**Exercise:**
Compute how many lines in the records below contain the string "Luccas" and give that number without other output.

[Recorded data]
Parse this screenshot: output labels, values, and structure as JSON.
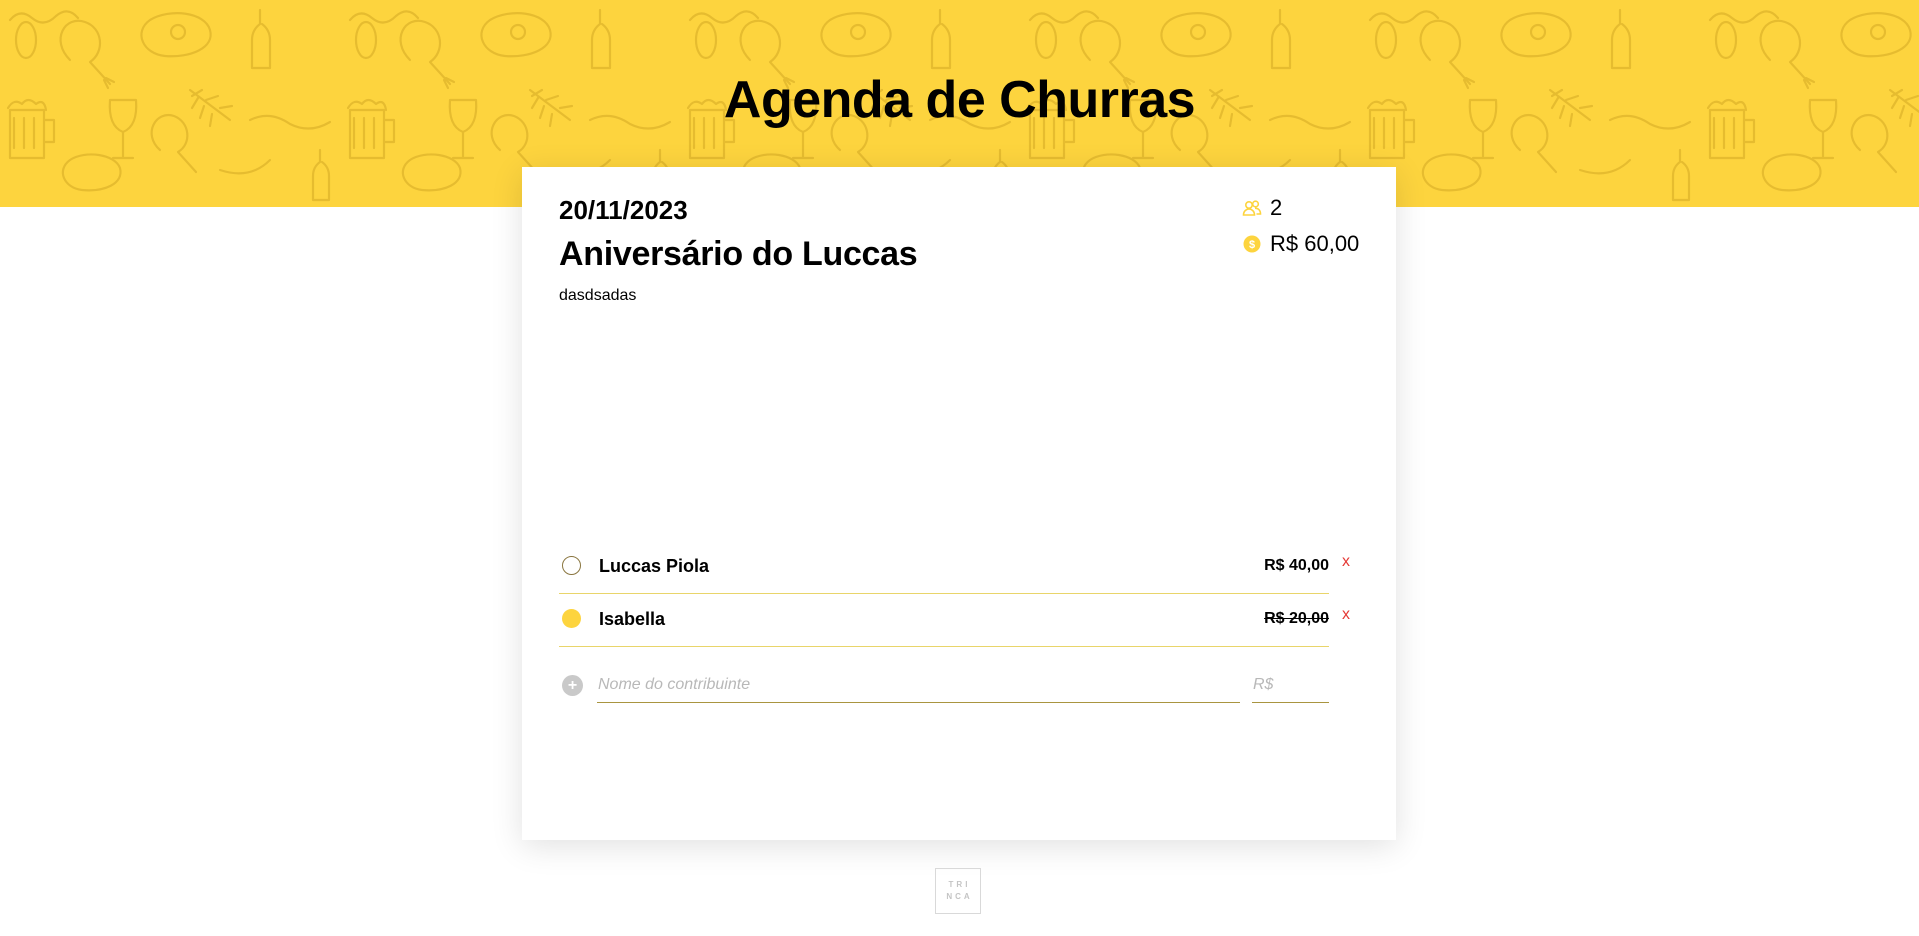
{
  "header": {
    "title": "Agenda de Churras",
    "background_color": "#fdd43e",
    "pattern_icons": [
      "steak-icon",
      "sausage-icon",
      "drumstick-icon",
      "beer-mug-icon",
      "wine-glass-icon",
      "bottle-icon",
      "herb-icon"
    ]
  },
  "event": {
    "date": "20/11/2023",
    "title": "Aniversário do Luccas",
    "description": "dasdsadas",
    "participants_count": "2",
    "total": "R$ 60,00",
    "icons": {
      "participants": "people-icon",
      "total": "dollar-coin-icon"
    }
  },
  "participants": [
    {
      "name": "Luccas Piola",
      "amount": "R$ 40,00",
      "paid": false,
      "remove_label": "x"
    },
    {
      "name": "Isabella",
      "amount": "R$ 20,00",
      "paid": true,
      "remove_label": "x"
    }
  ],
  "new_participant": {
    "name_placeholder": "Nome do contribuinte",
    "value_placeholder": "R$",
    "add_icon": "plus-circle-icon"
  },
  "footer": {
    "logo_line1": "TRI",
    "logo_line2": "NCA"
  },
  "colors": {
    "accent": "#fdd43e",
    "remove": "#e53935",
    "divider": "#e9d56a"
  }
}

**Exercise solution:**
2